The web show Put This On just successfully raised over $70,000 to film Season Two.
Travis Hanson, a fantasy/comics illustrator I got to meet briefly at Albuquerque Comic Con, has successfully raised the funds he needs to print his web comic in book format.
Money has always been an issue for artists, especially filmmakers and illustrators, so the rise of crowd-sourcing such as Kickstarter excites me to no end.
In other news, Dean Wesley Smith has an important technology blog post on how writers, publishers, and booksellers can use Book Cards to market an e-book cheaply and attract readers into independent bookstores to buy e-books for their e-readers. WMG Publishing and Lucky Bat Books were passing out the first ever e-book cards at Worldcon to show off this brand new marketing idea.
And 20+ year pro Bob Mayer has some blunt, quick advice on how to be a fiction writer that has a career that lasts for decades.
Posted in Business of writing, Craft of writing, Markets, Psychology of writing, Publishers
Tagged Craft of writing, Getting Ideas, Kickstarter, Money, Psychology of writing, Publishers, Put This On, self-publishing, Travis Hanson
Kristine Kathryn Rusch has gone and written a blog post for all writers who are suffering through rough times right now due to the upheavals in publishing, “You Are Not Alone.” If you know a writer friend who is thinking of quitting writing or suffering from severe depression due to publishing industry changes, this essay is a must.
I also found out about a website that has various posts by pro writers (such as David Morrell) about the publishing industry. It’s called Backspace – The Writer’s Place.
Another great resource is the NINC blog.
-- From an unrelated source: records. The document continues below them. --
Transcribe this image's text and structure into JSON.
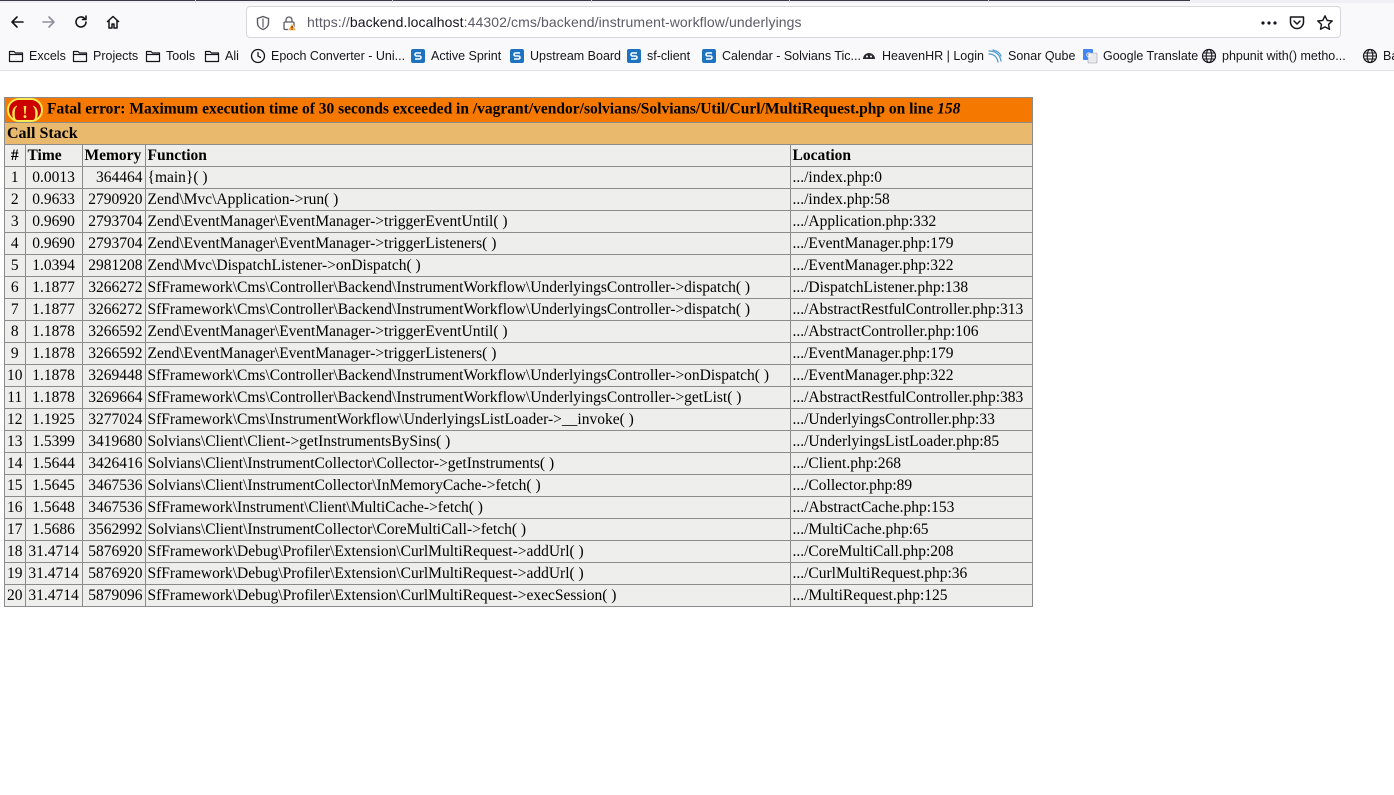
{
  "browser": {
    "url_prefix": "https://",
    "url_host": "backend.localhost",
    "url_rest": ":44302/cms/backend/instrument-workflow/underlyings",
    "icons": {
      "back": "back-arrow-icon",
      "forward": "forward-arrow-icon",
      "reload": "reload-icon",
      "home": "home-icon",
      "tracking": "shield-icon",
      "security": "lock-warning-icon",
      "page_actions": "more-horizontal-icon",
      "pocket": "pocket-icon",
      "bookmark": "star-icon"
    }
  },
  "bookmarks": [
    {
      "label": "Excels",
      "icon": "folder-icon"
    },
    {
      "label": "Projects",
      "icon": "folder-icon"
    },
    {
      "label": "Tools",
      "icon": "folder-icon"
    },
    {
      "label": "Ali",
      "icon": "folder-icon"
    },
    {
      "label": "Epoch Converter - Uni...",
      "icon": "clock-icon"
    },
    {
      "label": "Active Sprint",
      "icon": "solvians-icon"
    },
    {
      "label": "Upstream Board",
      "icon": "solvians-icon"
    },
    {
      "label": "sf-client",
      "icon": "solvians-icon"
    },
    {
      "label": "Calendar - Solvians Tic...",
      "icon": "solvians-icon"
    },
    {
      "label": "HeavenHR | Login",
      "icon": "heavenhr-icon"
    },
    {
      "label": "Sonar Qube",
      "icon": "sonarqube-icon"
    },
    {
      "label": "Google Translate",
      "icon": "translate-icon"
    },
    {
      "label": "phpunit with() metho...",
      "icon": "globe-icon"
    },
    {
      "label": "Ba",
      "icon": "globe-icon"
    }
  ],
  "error": {
    "badge": "( ! )",
    "message": "Fatal error: Maximum execution time of 30 seconds exceeded in /vagrant/vendor/solvians/Solvians/Util/Curl/MultiRequest.php on line ",
    "line": "158",
    "call_stack_label": "Call Stack",
    "colors": {
      "error_bg": "#f57900",
      "callstack_bg": "#e9b96e",
      "cell_bg": "#eeeeec",
      "badge_bg": "#cc0000",
      "badge_fg": "#fce94f"
    }
  },
  "table": {
    "headers": [
      "#",
      "Time",
      "Memory",
      "Function",
      "Location"
    ],
    "rows": [
      [
        "1",
        "0.0013",
        "364464",
        "{main}( )",
        ".../index.php:0"
      ],
      [
        "2",
        "0.9633",
        "2790920",
        "Zend\\Mvc\\Application->run( )",
        ".../index.php:58"
      ],
      [
        "3",
        "0.9690",
        "2793704",
        "Zend\\EventManager\\EventManager->triggerEventUntil( )",
        ".../Application.php:332"
      ],
      [
        "4",
        "0.9690",
        "2793704",
        "Zend\\EventManager\\EventManager->triggerListeners( )",
        ".../EventManager.php:179"
      ],
      [
        "5",
        "1.0394",
        "2981208",
        "Zend\\Mvc\\DispatchListener->onDispatch( )",
        ".../EventManager.php:322"
      ],
      [
        "6",
        "1.1877",
        "3266272",
        "SfFramework\\Cms\\Controller\\Backend\\InstrumentWorkflow\\UnderlyingsController->dispatch( )",
        ".../DispatchListener.php:138"
      ],
      [
        "7",
        "1.1877",
        "3266272",
        "SfFramework\\Cms\\Controller\\Backend\\InstrumentWorkflow\\UnderlyingsController->dispatch( )",
        ".../AbstractRestfulController.php:313"
      ],
      [
        "8",
        "1.1878",
        "3266592",
        "Zend\\EventManager\\EventManager->triggerEventUntil( )",
        ".../AbstractController.php:106"
      ],
      [
        "9",
        "1.1878",
        "3266592",
        "Zend\\EventManager\\EventManager->triggerListeners( )",
        ".../EventManager.php:179"
      ],
      [
        "10",
        "1.1878",
        "3269448",
        "SfFramework\\Cms\\Controller\\Backend\\InstrumentWorkflow\\UnderlyingsController->onDispatch( )",
        ".../EventManager.php:322"
      ],
      [
        "11",
        "1.1878",
        "3269664",
        "SfFramework\\Cms\\Controller\\Backend\\InstrumentWorkflow\\UnderlyingsController->getList( )",
        ".../AbstractRestfulController.php:383"
      ],
      [
        "12",
        "1.1925",
        "3277024",
        "SfFramework\\Cms\\InstrumentWorkflow\\UnderlyingsListLoader->__invoke( )",
        ".../UnderlyingsController.php:33"
      ],
      [
        "13",
        "1.5399",
        "3419680",
        "Solvians\\Client\\Client->getInstrumentsBySins( )",
        ".../UnderlyingsListLoader.php:85"
      ],
      [
        "14",
        "1.5644",
        "3426416",
        "Solvians\\Client\\InstrumentCollector\\Collector->getInstruments( )",
        ".../Client.php:268"
      ],
      [
        "15",
        "1.5645",
        "3467536",
        "Solvians\\Client\\InstrumentCollector\\InMemoryCache->fetch( )",
        ".../Collector.php:89"
      ],
      [
        "16",
        "1.5648",
        "3467536",
        "SfFramework\\Instrument\\Client\\MultiCache->fetch( )",
        ".../AbstractCache.php:153"
      ],
      [
        "17",
        "1.5686",
        "3562992",
        "Solvians\\Client\\InstrumentCollector\\CoreMultiCall->fetch( )",
        ".../MultiCache.php:65"
      ],
      [
        "18",
        "31.4714",
        "5876920",
        "SfFramework\\Debug\\Profiler\\Extension\\CurlMultiRequest->addUrl( )",
        ".../CoreMultiCall.php:208"
      ],
      [
        "19",
        "31.4714",
        "5876920",
        "SfFramework\\Debug\\Profiler\\Extension\\CurlMultiRequest->addUrl( )",
        ".../CurlMultiRequest.php:36"
      ],
      [
        "20",
        "31.4714",
        "5879096",
        "SfFramework\\Debug\\Profiler\\Extension\\CurlMultiRequest->execSession( )",
        ".../MultiRequest.php:125"
      ]
    ]
  }
}
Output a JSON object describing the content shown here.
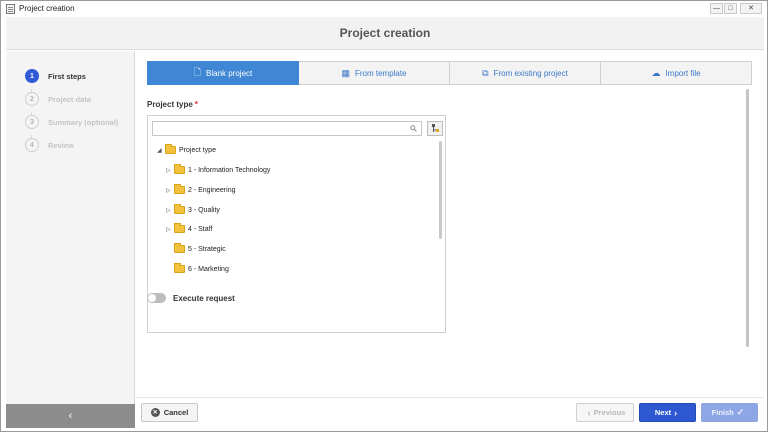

Members of NINC have to be multi-published in order to join, so I find the information and blogs professional in tone and attitude.
Also, there’s Bob Mayer’s blog. He has 20 years of experience as a fiction writer in traditional publishing, and 2 years of experience doing indie publishing, so I find his posts have a lot of depth to them.
Posted in Agents, Business of writing, Editors, Markets, Publishers
Tagged Agents, Business of writing, e-publishing, Editors, Markets, Money, Productivity, Psychology of writing, Publishers, self-publishing